===== Data for the task =====
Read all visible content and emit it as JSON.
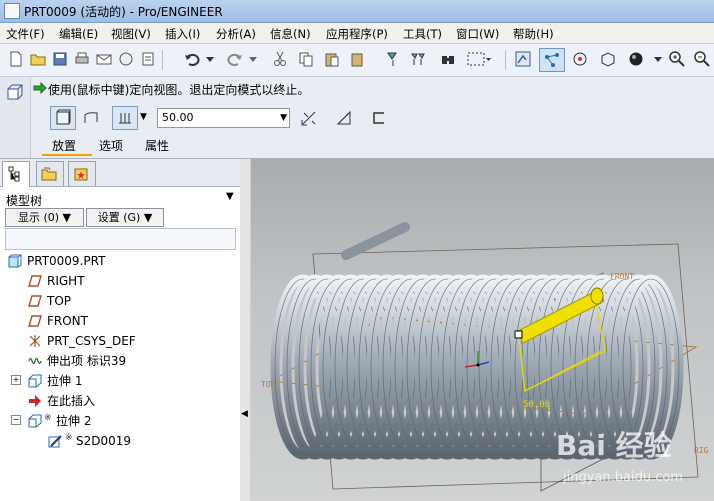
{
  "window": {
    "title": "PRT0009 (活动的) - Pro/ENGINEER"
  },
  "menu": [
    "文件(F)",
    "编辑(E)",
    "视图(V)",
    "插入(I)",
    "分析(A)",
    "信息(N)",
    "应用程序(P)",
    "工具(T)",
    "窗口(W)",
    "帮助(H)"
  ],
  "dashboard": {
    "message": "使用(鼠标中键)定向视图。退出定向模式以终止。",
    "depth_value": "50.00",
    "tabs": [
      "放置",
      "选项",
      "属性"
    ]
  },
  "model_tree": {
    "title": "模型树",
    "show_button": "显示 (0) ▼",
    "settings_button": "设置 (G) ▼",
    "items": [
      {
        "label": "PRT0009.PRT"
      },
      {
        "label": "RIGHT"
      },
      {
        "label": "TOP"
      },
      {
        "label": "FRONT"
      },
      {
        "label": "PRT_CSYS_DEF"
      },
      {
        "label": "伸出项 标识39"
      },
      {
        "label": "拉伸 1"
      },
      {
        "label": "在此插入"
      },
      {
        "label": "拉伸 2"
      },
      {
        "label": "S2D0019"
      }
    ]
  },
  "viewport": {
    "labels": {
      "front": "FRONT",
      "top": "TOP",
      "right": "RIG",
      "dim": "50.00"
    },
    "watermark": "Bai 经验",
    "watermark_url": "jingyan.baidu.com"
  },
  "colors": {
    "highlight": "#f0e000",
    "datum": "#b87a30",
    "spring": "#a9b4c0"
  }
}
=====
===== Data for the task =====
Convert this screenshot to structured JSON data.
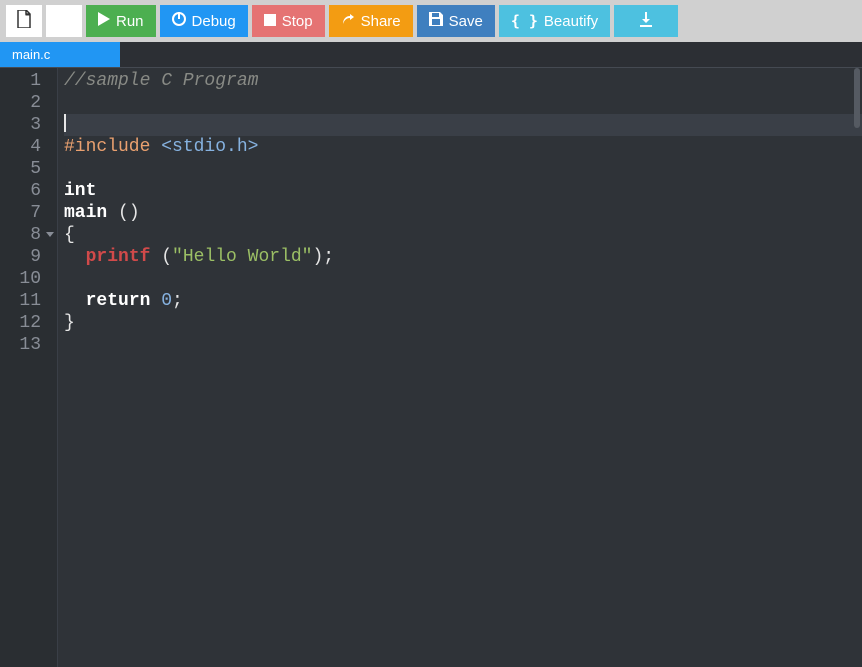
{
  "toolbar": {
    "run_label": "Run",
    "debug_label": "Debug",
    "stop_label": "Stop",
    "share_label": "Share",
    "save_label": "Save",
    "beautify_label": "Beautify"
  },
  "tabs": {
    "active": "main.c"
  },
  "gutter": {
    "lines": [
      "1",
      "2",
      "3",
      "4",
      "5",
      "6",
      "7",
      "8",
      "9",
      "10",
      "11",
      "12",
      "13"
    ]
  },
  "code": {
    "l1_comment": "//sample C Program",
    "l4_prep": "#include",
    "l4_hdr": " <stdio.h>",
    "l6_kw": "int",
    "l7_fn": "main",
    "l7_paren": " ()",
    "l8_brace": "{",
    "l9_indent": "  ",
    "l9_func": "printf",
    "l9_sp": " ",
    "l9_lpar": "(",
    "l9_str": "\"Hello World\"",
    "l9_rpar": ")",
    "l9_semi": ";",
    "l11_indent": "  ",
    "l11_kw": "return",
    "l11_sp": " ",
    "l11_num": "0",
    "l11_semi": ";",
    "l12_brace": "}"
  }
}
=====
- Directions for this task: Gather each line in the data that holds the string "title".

- Answer area:
    "title": "PRT0009 (活动的) - Pro/ENGINEER"
    "title": "模型树",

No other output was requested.